    One would have to carry through on the follow-up activities for this to work. I’ve been following an online group for sexless marriages this year, and there would appear to be a lot of partners (of both genders and orientations) who reach a point in a relationship where they are unwilling to end it for whatever reason, but will use any excuse or delaying tactic to avoid intimacy. This gets to be very wearing on the other partner…

  • Rob

    One would have to carry through on the follow-up activities for this to work. I’ve been following an online group for sexless marriages this year, and there would appear to be a lot of partners (of both genders and orientations) who reach a point in a relationship where they are unwilling to end it for whatever reason, but will use any excuse or delaying tactic to avoid intimacy.
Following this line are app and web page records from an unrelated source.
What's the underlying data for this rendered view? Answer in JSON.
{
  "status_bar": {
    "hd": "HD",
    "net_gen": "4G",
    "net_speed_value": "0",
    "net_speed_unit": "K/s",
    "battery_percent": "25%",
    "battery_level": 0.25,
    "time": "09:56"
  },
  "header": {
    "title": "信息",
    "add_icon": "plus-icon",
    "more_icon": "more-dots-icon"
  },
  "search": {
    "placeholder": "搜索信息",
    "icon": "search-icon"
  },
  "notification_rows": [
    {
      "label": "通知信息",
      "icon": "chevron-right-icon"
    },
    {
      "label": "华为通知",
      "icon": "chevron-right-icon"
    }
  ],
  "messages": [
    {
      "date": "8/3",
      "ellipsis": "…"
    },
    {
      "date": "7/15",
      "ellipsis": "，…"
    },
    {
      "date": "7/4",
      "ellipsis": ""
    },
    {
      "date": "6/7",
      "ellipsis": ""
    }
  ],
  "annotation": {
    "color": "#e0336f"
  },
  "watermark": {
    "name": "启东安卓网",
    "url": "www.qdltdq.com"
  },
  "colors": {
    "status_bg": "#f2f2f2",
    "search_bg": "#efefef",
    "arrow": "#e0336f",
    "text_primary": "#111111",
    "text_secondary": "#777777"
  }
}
This gets to be very wearing on the other partner…

  • B G..

    Hey Debby,
    I’ve only just discovered your blog today and it’s pretty awesome… This post interests me quite a bit as hearing no can send my mind into all sorts of trail of thoughts..
    I’ve had quite a high sex drive ever since puberty but didn’t first have sex until I was 18, so until then it was day in day out masturbation mostly multiple times a day. So at 18 along comes my current partner whom I have been with for nearly 11 years. The sex, foreplay and desire can be great but our sex drives are far from close.
    She can go days, weeks with out any sexual contact and I honestly can’t go any longer than 24 hours without it driving me mad.

    The concept of saying ‘no’ doesn’t really work for me, I do believe that being in a relationship it’s my responsibility to provide sexually for her when needed as it is hers for me. And this isn’t only a reference to intercourse this includes anything masturbation, oral etc..
    I’ve always been the person to initiate anything sexual in our relationship probably 90%+ of the time, and getting a knock back (no, I’m too tired, I don’t want too etc) quite often leaves me feeling like rubbish and sends my mind into overdrive with all the why nots, or any past problems we’ve had (sexually related and non sexually related problems). It’s also a similar feeling when she says yes and makes it blatantly obvious she doesn’t want to do it.
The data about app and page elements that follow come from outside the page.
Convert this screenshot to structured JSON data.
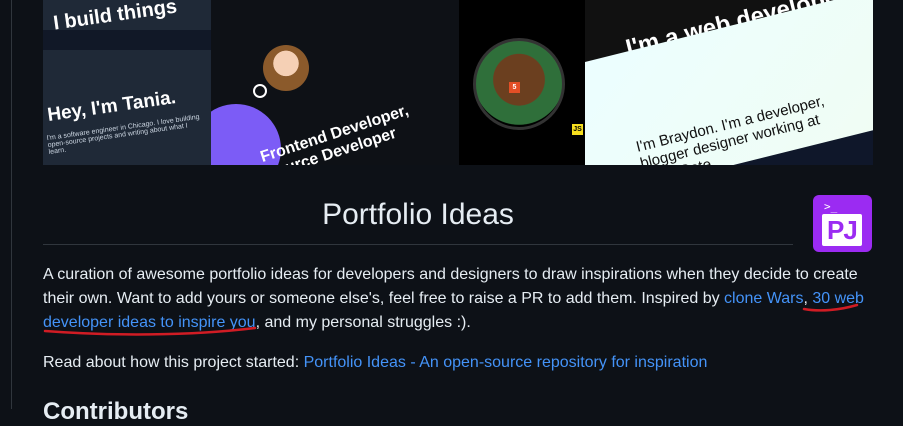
{
  "banner": {
    "tania_greeting": "Hey, I'm Tania.",
    "tania_intro": "I'm a software engineer in Chicago. I love building open-source projects and writing about what I learn.",
    "tania_headline": "I build things",
    "victor_headline": "Frontend Developer, Source Developer",
    "webdev_headline": "I'm a web developer",
    "braydon_line": "I'm Braydon. I'm a developer, blogger designer working at LogicGate.",
    "badges": [
      "5",
      "3",
      "JS"
    ]
  },
  "logo": {
    "prompt": ">_",
    "letters": "PJ"
  },
  "heading": {
    "title": "Portfolio Ideas"
  },
  "intro": {
    "text_before": "A curation of awesome portfolio ideas for developers and designers to draw inspirations when they decide to create their own. Want to add yours or someone else's, feel free to raise a PR to add them. Inspired by ",
    "link_clone_wars": "clone Wars",
    "sep": ", ",
    "link_30_web": "30 web developer ideas to inspire you",
    "text_after": ", and my personal struggles :)."
  },
  "read": {
    "prefix": "Read about how this project started: ",
    "link": "Portfolio Ideas - An open-source repository for inspiration"
  },
  "next_section": {
    "title": "Contributors"
  },
  "colors": {
    "link": "#4493f8",
    "background": "#0d1117",
    "annotation": "#d01c24",
    "logo": "#9b2bf2"
  }
}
    When it comes to sex, I don’t need to have intercourse I just have the desire to be aroused and fulfilled whether it be intercourse or masturbation etc.. For me sex/arousal is amongst the best feelings on earth, it can clear my mind and make any stresses vanish for the moment.
    If I have a hard stressful day or just a stressful period in my life the demand for sexual arouse increase and provides that feel good factor, so when it comes to seeking that from my partner in stressful times and getting a negative reply it just feels it adds an extra kick to the stress.

    This is something we have discussed on several occasions, but never seems to change and I’m not trying to put my partner down we can have great sex, we have many toys and can be quite adventurous at times discovering different pleasures. For me it’s not quality that’s the issue its frequency. And I kind of understand that my daily demands for sexual arousal from my partner as well as my daily self masturbation maybe generally higher than others.
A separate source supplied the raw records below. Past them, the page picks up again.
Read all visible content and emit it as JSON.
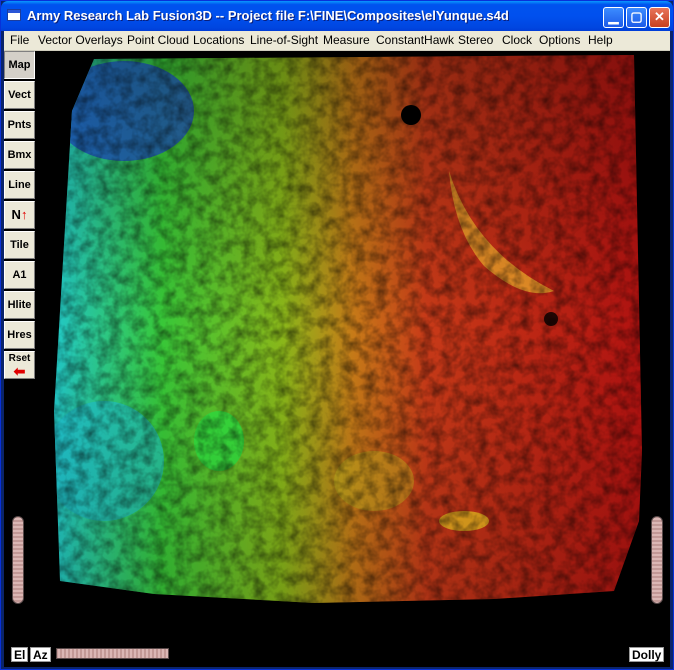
{
  "window": {
    "title": "Army Research Lab Fusion3D -- Project file F:\\FINE\\Composites\\elYunque.s4d",
    "minimize_icon": "minimize-icon",
    "maximize_icon": "maximize-icon",
    "close_icon": "close-icon"
  },
  "menu": [
    "File",
    "Vector Overlays",
    "Point Cloud",
    "Locations",
    "Line-of-Sight",
    "Measure",
    "ConstantHawk",
    "Stereo",
    "Clock",
    "Options",
    "Help"
  ],
  "toolbar": {
    "buttons": [
      "Map",
      "Vect",
      "Pnts",
      "Bmx",
      "Line",
      "N",
      "Tile",
      "A1",
      "Hlite",
      "Hres",
      "Rset"
    ],
    "north_arrow_icon": "north-arrow-icon",
    "reset_arrow_icon": "left-arrow-icon"
  },
  "view": {
    "el_label": "El",
    "az_label": "Az",
    "dolly_label": "Dolly"
  },
  "colors": {
    "title_bar": "#0054e3",
    "menu_bg": "#ece9d8",
    "canvas_bg": "#000000",
    "arrow_red": "#e00000"
  }
}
    I would love to have a partner with an equal sex drive, but I love my partner so much that that isn’t an option for me.

    So all in all a ‘No’ doesn’t work and has never worked for me! It leaves my emotions highly strung, stresses me out and makes me question things..

    You say in your book you spent quite a bit of ink on this topic and I am interested in reading this section, although it scares me to think what would happen if my partner read it.. Would it be like an extra encouragement to say no….

    I’ve bookmarked you’re blog site… And can’t wait to read more of your blogs..

    Hope your well and looking forward to Christmas..

    B